Ceteris Paribus – Legal Maxim

Literal Meaning

Other things being equal.


This Latin expression is commonly utilized for saying ‘with different things being the equivalent’. It is especially vital in the investigation of circumstances and logical results connection between two explicit factors with the end goal that other applicable elements impacting these are thought to be steady by the presumption of Ceteris Paribus.


The Latin phrase ceteris paribus which literally means “holding other things constant”. It is commonly translated as “all else being equal.” It is normally deciphered as “all else being equivalent.” A predominant suspicion in standard financial reasoning, it goes about as a shorthand sign of the impact of one monetary variable on another, gave every other variable continue as before. In the fields of financial matters and money, the expression and idea is frequently utilized when making contentions about circumstances and logical results.

Case Reference

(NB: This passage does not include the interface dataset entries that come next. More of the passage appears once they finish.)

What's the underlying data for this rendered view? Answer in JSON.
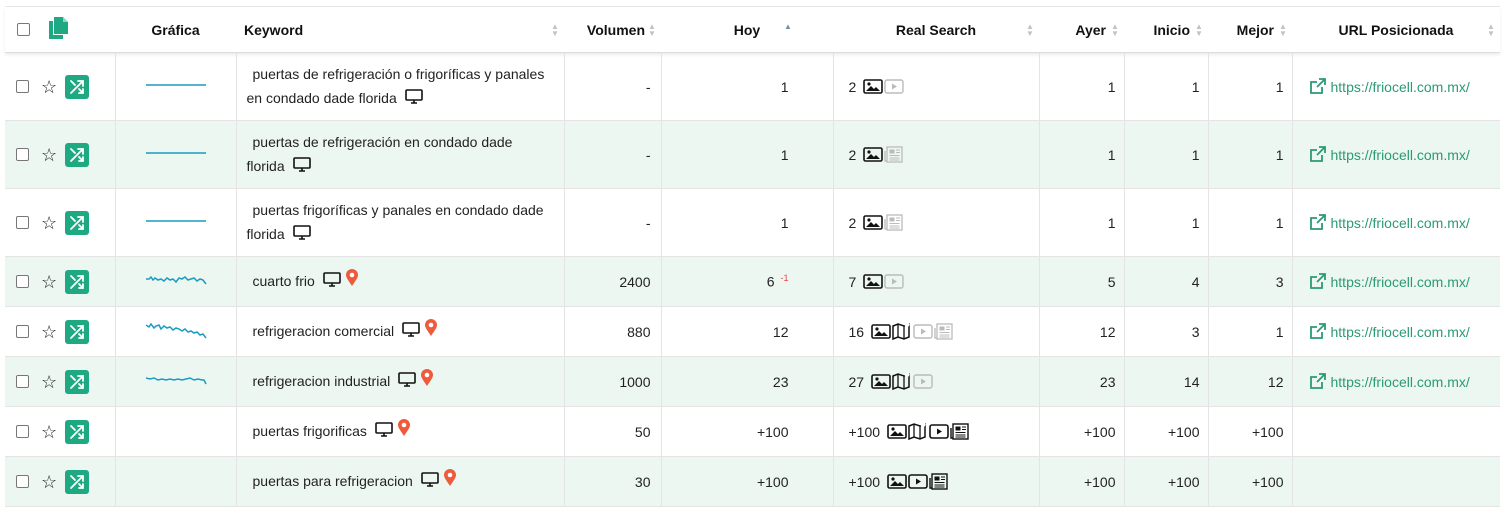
{
  "header": {
    "grafica": "Gráfica",
    "keyword": "Keyword",
    "volumen": "Volumen",
    "hoy": "Hoy",
    "real_search": "Real Search",
    "ayer": "Ayer",
    "inicio": "Inicio",
    "mejor": "Mejor",
    "url": "URL Posicionada"
  },
  "colors": {
    "accent": "#1fa982",
    "row_alt": "#edf7f2",
    "link": "#2a9a75",
    "pin": "#ef5a3c",
    "chart": "#1a9bc0"
  },
  "rows": [
    {
      "keyword": "puertas de refrigeración o frigoríficas y panales en condado dade florida",
      "volumen": "-",
      "hoy": "1",
      "delta": "",
      "real": "2",
      "features": [
        "image-icon",
        "video-icon"
      ],
      "ayer": "1",
      "inicio": "1",
      "mejor": "1",
      "url": "https://friocell.com.mx/",
      "pin": false,
      "chart": "flat"
    },
    {
      "keyword": "puertas de refrigeración en condado dade florida",
      "volumen": "-",
      "hoy": "1",
      "delta": "",
      "real": "2",
      "features": [
        "image-icon",
        "news-icon"
      ],
      "ayer": "1",
      "inicio": "1",
      "mejor": "1",
      "url": "https://friocell.com.mx/",
      "pin": false,
      "chart": "flat"
    },
    {
      "keyword": "puertas frigoríficas y panales en condado dade florida",
      "volumen": "-",
      "hoy": "1",
      "delta": "",
      "real": "2",
      "features": [
        "image-icon",
        "news-icon"
      ],
      "ayer": "1",
      "inicio": "1",
      "mejor": "1",
      "url": "https://friocell.com.mx/",
      "pin": false,
      "chart": "flat"
    },
    {
      "keyword": "cuarto frio",
      "volumen": "2400",
      "hoy": "6",
      "delta": "-1",
      "real": "7",
      "features": [
        "image-icon",
        "video-icon"
      ],
      "ayer": "5",
      "inicio": "4",
      "mejor": "3",
      "url": "https://friocell.com.mx/",
      "pin": true,
      "chart": "a"
    },
    {
      "keyword": "refrigeracion comercial",
      "volumen": "880",
      "hoy": "12",
      "delta": "",
      "real": "16",
      "features": [
        "image-icon",
        "map-icon",
        "video-icon",
        "news-icon"
      ],
      "ayer": "12",
      "inicio": "3",
      "mejor": "1",
      "url": "https://friocell.com.mx/",
      "pin": true,
      "chart": "b"
    },
    {
      "keyword": "refrigeracion industrial",
      "volumen": "1000",
      "hoy": "23",
      "delta": "",
      "real": "27",
      "features": [
        "image-icon",
        "map-icon",
        "video-icon"
      ],
      "ayer": "23",
      "inicio": "14",
      "mejor": "12",
      "url": "https://friocell.com.mx/",
      "pin": true,
      "chart": "c"
    },
    {
      "keyword": "puertas frigorificas",
      "volumen": "50",
      "hoy": "+100",
      "delta": "",
      "real": "+100",
      "features": [
        "image-icon",
        "map-icon",
        "video-icon",
        "news-icon"
      ],
      "ayer": "+100",
      "inicio": "+100",
      "mejor": "+100",
      "url": "",
      "pin": true,
      "chart": ""
    },
    {
      "keyword": "puertas para refrigeracion",
      "volumen": "30",
      "hoy": "+100",
      "delta": "",
      "real": "+100",
      "features": [
        "image-icon",
        "video-icon",
        "news-icon"
      ],
      "ayer": "+100",
      "inicio": "+100",
      "mejor": "+100",
      "url": "",
      "pin": true,
      "chart": ""
    }
  ]
}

It is universally acknowledged that judicial discretion is subjective in nature and left to itself has potential to become erratic and personality based which makes it antithetical to the spirit of Art. 14. Art. 14 applies to judicial process including exercise of judicial discretion as it applies to the executive process. Of course, the nature of Art. 14 application in this case will be on a different plane altogether and an objective analysis on that count would have to meet the Ceteris paribus (with other things the same) requirement. The disparity in capital sentencing has been unequivocally asserted in Aloke Nath Dutt and ors. v. State of West Bengal[1] and also in Swamy Shraddananda v. State of Karnataka.[2]

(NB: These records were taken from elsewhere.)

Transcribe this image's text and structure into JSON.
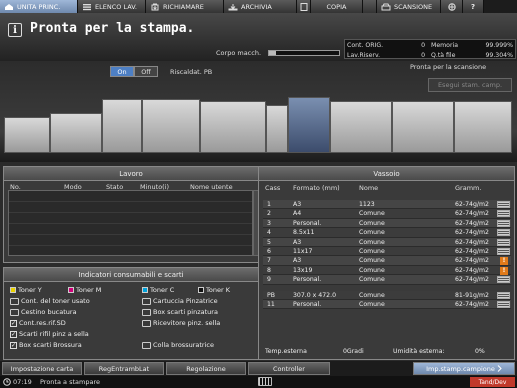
{
  "tabs": [
    {
      "label": "UNITA PRINC.",
      "icon": "home-icon",
      "active": true
    },
    {
      "label": "ELENCO LAV.",
      "icon": "job-list-icon",
      "active": false
    },
    {
      "label": "RICHIAMARE",
      "icon": "recall-icon",
      "active": false
    },
    {
      "label": "ARCHIVIA",
      "icon": "store-icon",
      "active": false
    },
    {
      "label": "COPIA",
      "icon": "copy-icon",
      "active": false
    },
    {
      "label": "SCANSIONE",
      "icon": "scan-icon",
      "active": false
    }
  ],
  "status": {
    "message": "Pronta per la stampa.",
    "corpo_label": "Corpo macch.",
    "corpo_level_fraction": 0.1
  },
  "counters": {
    "cont_orig_label": "Cont. ORIG.",
    "cont_orig_value": "0",
    "memoria_label": "Memoria",
    "memoria_value": "99.999%",
    "lav_riserv_label": "Lav.Riserv.",
    "lav_riserv_value": "0",
    "qta_file_label": "Q.tà file",
    "qta_file_value": "99.304%"
  },
  "machine": {
    "on_label": "On",
    "off_label": "Off",
    "heating_label": "Riscaldat. PB",
    "scan_status": "Pronta per la scansione",
    "sample_button": "Esegui stam. camp."
  },
  "lavoro": {
    "title": "Lavoro",
    "columns": [
      "No.",
      "Modo",
      "Stato",
      "Minuto(i)",
      "Nome utente"
    ]
  },
  "consumabili": {
    "title": "Indicatori consumabili e scarti",
    "items": [
      {
        "label": "Toner Y",
        "color": "#e8d000"
      },
      {
        "label": "Toner M",
        "color": "#d0007a"
      },
      {
        "label": "Toner C",
        "color": "#00a0d8"
      },
      {
        "label": "Toner K",
        "color": "#111111"
      },
      {
        "label": "Cont. del toner usato"
      },
      {
        "label": "Cartuccia Pinzatrice"
      },
      {
        "label": "Cestino bucatura"
      },
      {
        "label": "Box scarti pinzatura"
      },
      {
        "label": "Cont.res.rif.SD"
      },
      {
        "label": "Ricevitore pinz. sella"
      },
      {
        "label": "Scarti rifil pinz a sella"
      },
      {
        "label": "Box scarti Brossura"
      },
      {
        "label": "Colla brossuratrice"
      }
    ]
  },
  "vassoio": {
    "title": "Vassoio",
    "columns": [
      "Cass",
      "Formato (mm)",
      "Nome",
      "Gramm."
    ],
    "rows": [
      {
        "cass": "1",
        "formato": "A3",
        "nome": "1123",
        "gramm": "62-74g/m2",
        "warn": false
      },
      {
        "cass": "2",
        "formato": "A4",
        "nome": "Comune",
        "gramm": "62-74g/m2",
        "warn": false
      },
      {
        "cass": "3",
        "formato": "Personal.",
        "nome": "Comune",
        "gramm": "62-74g/m2",
        "warn": false
      },
      {
        "cass": "4",
        "formato": "8.5x11",
        "nome": "Comune",
        "gramm": "62-74g/m2",
        "warn": false
      },
      {
        "cass": "5",
        "formato": "A3",
        "nome": "Comune",
        "gramm": "62-74g/m2",
        "warn": false
      },
      {
        "cass": "6",
        "formato": "11x17",
        "nome": "Comune",
        "gramm": "62-74g/m2",
        "warn": false
      },
      {
        "cass": "7",
        "formato": "A3",
        "nome": "Comune",
        "gramm": "62-74g/m2",
        "warn": true
      },
      {
        "cass": "8",
        "formato": "13x19",
        "nome": "Comune",
        "gramm": "62-74g/m2",
        "warn": true
      },
      {
        "cass": "9",
        "formato": "Personal.",
        "nome": "Comune",
        "gramm": "62-74g/m2",
        "warn": false
      },
      {
        "cass": "PB",
        "formato": "307.0 x 472.0",
        "nome": "Comune",
        "gramm": "81-91g/m2",
        "warn": false
      },
      {
        "cass": "11",
        "formato": "Personal.",
        "nome": "Comune",
        "gramm": "62-74g/m2",
        "warn": false
      }
    ],
    "temp_label": "Temp.esterna",
    "temp_value": "0Gradi",
    "umidita_label": "Umidità esterna:",
    "umidita_value": "0%"
  },
  "buttons": {
    "impostazione": "Impostazione carta",
    "regentramb": "RegEntrambLat",
    "regolazione": "Regolazione",
    "controller": "Controller",
    "imp_stamp": "Imp.stamp.campione"
  },
  "statusbar": {
    "time": "07:19",
    "message": "Pronta a stampare",
    "tandev": "Tand/Dev"
  }
}
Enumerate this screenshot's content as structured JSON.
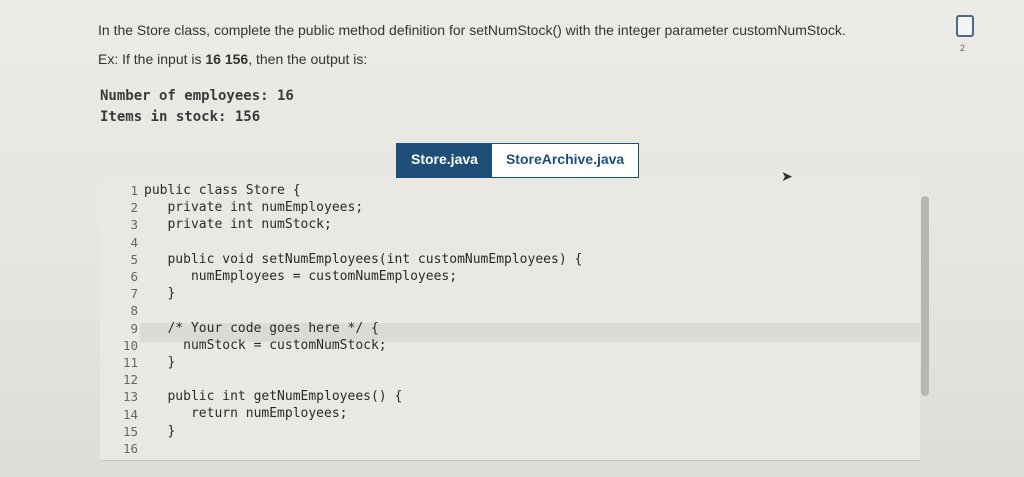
{
  "prompt": {
    "text": "In the Store class, complete the public method definition for setNumStock() with the integer parameter customNumStock.",
    "example_prefix": "Ex: If the input is ",
    "example_input": "16  156",
    "example_suffix": ", then the output is:"
  },
  "output": {
    "lines": [
      "Number of employees: 16",
      "Items in stock: 156"
    ]
  },
  "tabs": [
    {
      "label": "Store.java"
    },
    {
      "label": "StoreArchive.java"
    }
  ],
  "editor": {
    "line_numbers": [
      "1",
      "2",
      "3",
      "4",
      "5",
      "6",
      "7",
      "8",
      "9",
      "10",
      "11",
      "12",
      "13",
      "14",
      "15",
      "16"
    ],
    "code_lines": [
      "public class Store {",
      "   private int numEmployees;",
      "   private int numStock;",
      "",
      "   public void setNumEmployees(int customNumEmployees) {",
      "      numEmployees = customNumEmployees;",
      "   }",
      "",
      "   /* Your code goes here */ {",
      "     numStock = customNumStock;",
      "   }",
      "",
      "   public int getNumEmployees() {",
      "      return numEmployees;",
      "   }",
      ""
    ]
  },
  "status": {
    "check_count": "2"
  },
  "colors": {
    "tab_active": "#1f4e79"
  }
}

In the case of K. B. Nagur M. D. (Ayu.) v Union of India[3] an aspect is that presumption of constitutionality is always in favour of a legislation, unless the contrary is shown. Furthermore, a Legislature, in enacting a law, operates on a presumption, in law and practice, both, that all other forums and entities constituted under one or other Act would, in their functioning, act in accordance with law and expeditiously. As it is a settled precept in the application of economic principles, that all other things will remain the same i.e., ceteris paribus, similarly, for the proper interpretation and examination of a provision of a statute, all bodies must be presumed to act effectively and in accordance with law.

Edited by Vigneshwar Ramasubramania

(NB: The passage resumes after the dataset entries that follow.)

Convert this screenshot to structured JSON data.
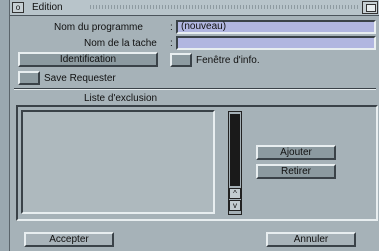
{
  "window": {
    "title": "Edition",
    "close_glyph": "o"
  },
  "form": {
    "program_name_label": "Nom du programme",
    "program_name_value": "(nouveau)",
    "task_name_label": "Nom de la tache",
    "task_name_value": ""
  },
  "options": {
    "identification_label": "Identification",
    "info_window_label": "Fenêtre d'info.",
    "save_requester_label": "Save Requester"
  },
  "exclusion": {
    "title": "Liste d'exclusion",
    "items": [],
    "add_button": "Ajouter",
    "remove_button": "Retirer",
    "scroll_up_glyph": "^",
    "scroll_down_glyph": "v"
  },
  "footer": {
    "accept_button": "Accepter",
    "cancel_button": "Annuler"
  }
}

Approved & Published – Sakshi Raje


[1] Aloke Nath Dutt and ors. v. State of West Bengal, (2007) 12 SCC 230

[2] Swamy Shraddananda v. State of Karnataka, AIR 2008 SC 3040

[3] K. B. Nagur M. D. (Ayu.) v Union of India, (2012) 4 SCC 483